# Task inputs:
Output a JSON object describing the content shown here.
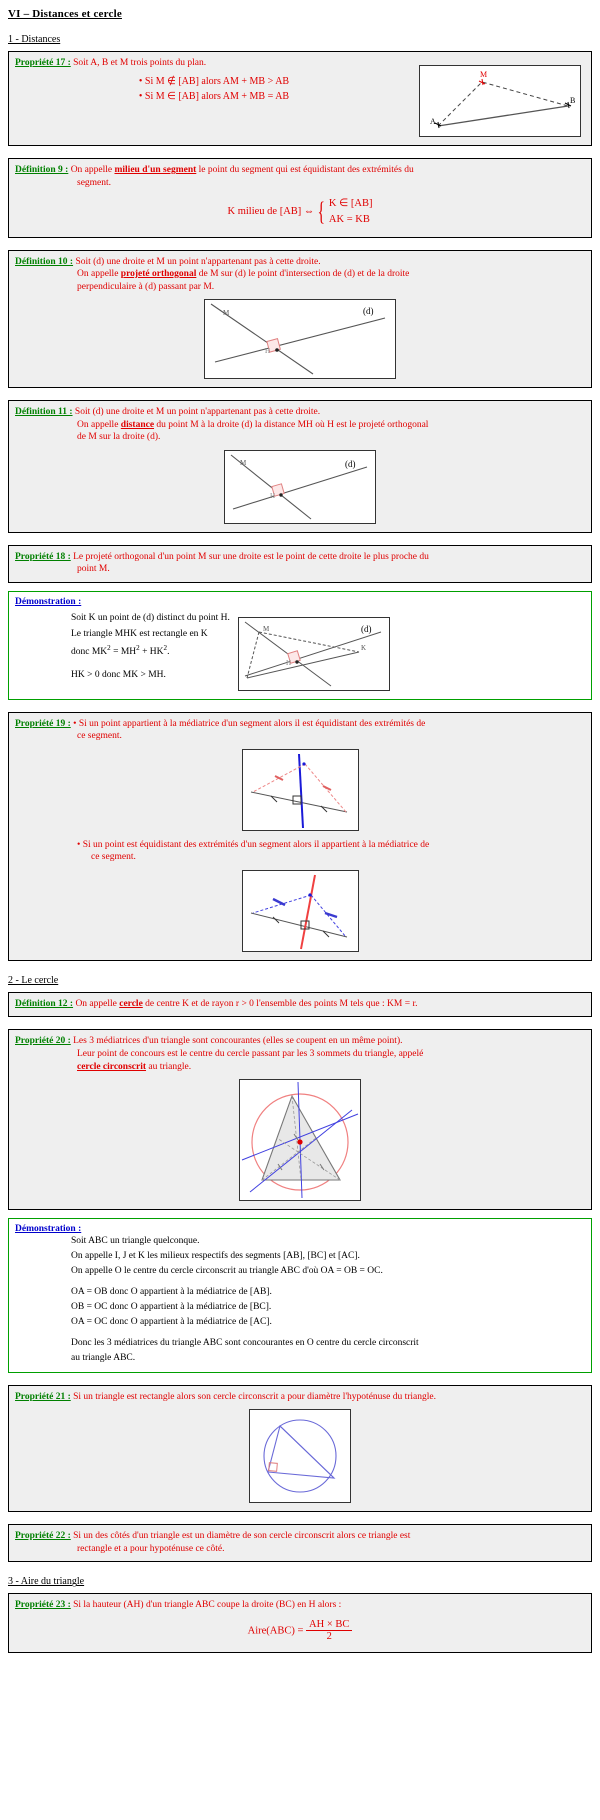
{
  "document": {
    "chapter_title": "VI – Distances et cercle",
    "sections": [
      {
        "id": "s1",
        "title": "1 - Distances"
      },
      {
        "id": "s2",
        "title": "2 - Le cercle"
      },
      {
        "id": "s3",
        "title": "3 - Aire du triangle"
      }
    ]
  },
  "prop17": {
    "label": "Propriété 17 :",
    "text": "Soit A, B et M trois points du plan.",
    "bullet1": "• Si  M ∉ [AB]  alors  AM + MB > AB",
    "bullet2": "• Si  M ∈ [AB]  alors  AM + MB = AB",
    "figure": {
      "points": [
        "M",
        "B",
        "A"
      ]
    }
  },
  "def9": {
    "label": "Définition 9 :",
    "text_before": "On appelle ",
    "keyword": "milieu d'un segment",
    "text_after": " le point du segment qui est équidistant des extrémités du",
    "line2": "segment.",
    "formula_left": "K milieu de [AB]",
    "formula_arrow": "⇔",
    "case1": "K ∈ [AB]",
    "case2": "AK = KB"
  },
  "def10": {
    "label": "Définition 10 :",
    "line1": "Soit (d) une droite et M un point n'appartenant pas à cette droite.",
    "line2_before": "On appelle ",
    "keyword": "projeté orthogonal",
    "line2_after": " de M sur (d) le point d'intersection de (d) et de la droite",
    "line3": "perpendiculaire à (d) passant par M.",
    "figure": {
      "labels": [
        "M",
        "(d)",
        "H"
      ]
    }
  },
  "def11": {
    "label": "Définition 11 :",
    "line1": "Soit (d) une droite et M un point n'appartenant pas à cette droite.",
    "line2_before": "On appelle ",
    "keyword": "distance",
    "line2_after": " du point M à la droite (d) la distance MH où H est le projeté orthogonal",
    "line3": "de M sur la droite (d).",
    "figure": {
      "labels": [
        "M",
        "(d)",
        "H"
      ]
    }
  },
  "prop18": {
    "label": "Propriété 18 :",
    "line1": "Le projeté orthogonal d'un point M sur une droite est le point de cette droite le plus proche du",
    "line2": "point M."
  },
  "demo18": {
    "label": "Démonstration :",
    "line1": "Soit K un point de (d) distinct du point H.",
    "line2": "Le triangle MHK est rectangle en K",
    "line3_prefix": "donc  MK",
    "line3_rest": " = MH",
    "line3_end": " + HK",
    "line4": "HK > 0 donc MK > MH.",
    "figure": {
      "labels": [
        "M",
        "(d)",
        "K",
        "H"
      ]
    }
  },
  "prop19": {
    "label": "Propriété 19 :",
    "bullet1_line1": "• Si un point appartient à la médiatrice d'un segment alors il est équidistant des extrémités de",
    "bullet1_line2": "ce segment.",
    "bullet2_line1": "• Si un point est équidistant des extrémités d'un segment alors il appartient à la médiatrice de",
    "bullet2_line2": "ce segment."
  },
  "def12": {
    "label": "Définition 12 :",
    "text_before": "On appelle ",
    "keyword": "cercle",
    "text_after": " de centre K et de rayon r > 0  l'ensemble des points M tels que : KM = r."
  },
  "prop20": {
    "label": "Propriété 20 :",
    "line1": "Les 3 médiatrices d'un triangle sont concourantes (elles se coupent en un même point).",
    "line2": "Leur point de concours est le centre du cercle passant par les 3 sommets du triangle, appelé",
    "keyword": "cercle circonscrit",
    "line3_after": " au triangle."
  },
  "demo20": {
    "label": "Démonstration :",
    "p1": "Soit ABC un triangle quelconque.",
    "p2": "On appelle I, J et K les milieux respectifs des segments [AB], [BC] et [AC].",
    "p3": "On appelle O le centre du cercle circonscrit au triangle ABC d'où OA = OB = OC.",
    "p4": "OA = OB donc O appartient à la médiatrice de [AB].",
    "p5": "OB = OC donc O appartient à la médiatrice de [BC].",
    "p6": "OA = OC donc O appartient à la médiatrice de [AC].",
    "p7": "Donc les 3 médiatrices du triangle ABC sont concourantes en O centre du cercle circonscrit",
    "p8": "au triangle ABC."
  },
  "prop21": {
    "label": "Propriété 21 :",
    "text": "Si un triangle est rectangle alors son cercle circonscrit a pour diamètre l'hypoténuse du triangle."
  },
  "prop22": {
    "label": "Propriété 22 :",
    "line1": "Si un des côtés d'un triangle est un diamètre de son cercle circonscrit alors ce triangle est",
    "line2": "rectangle et a pour hypoténuse ce côté."
  },
  "prop23": {
    "label": "Propriété 23 :",
    "text": "Si la hauteur (AH) d'un triangle ABC coupe la droite (BC) en H alors :",
    "formula_left": "Aire(ABC) =",
    "formula_num": "AH × BC",
    "formula_den": "2"
  },
  "colors": {
    "label_green": "#008000",
    "body_red": "#e00000",
    "demo_blue": "#0000cc",
    "box_border": "#000000",
    "demo_border": "#00a000",
    "box_bg": "#efefef",
    "figure_red": "#f08080",
    "figure_blue": "#3a3ad0"
  }
}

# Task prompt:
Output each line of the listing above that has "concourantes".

# The completed task:
    "line1": "Les 3 médiatrices d'un triangle sont concourantes (elles se coupent en un même point).",
    "p7": "Donc les 3 médiatrices du triangle ABC sont concourantes en O centre du cercle circonscrit",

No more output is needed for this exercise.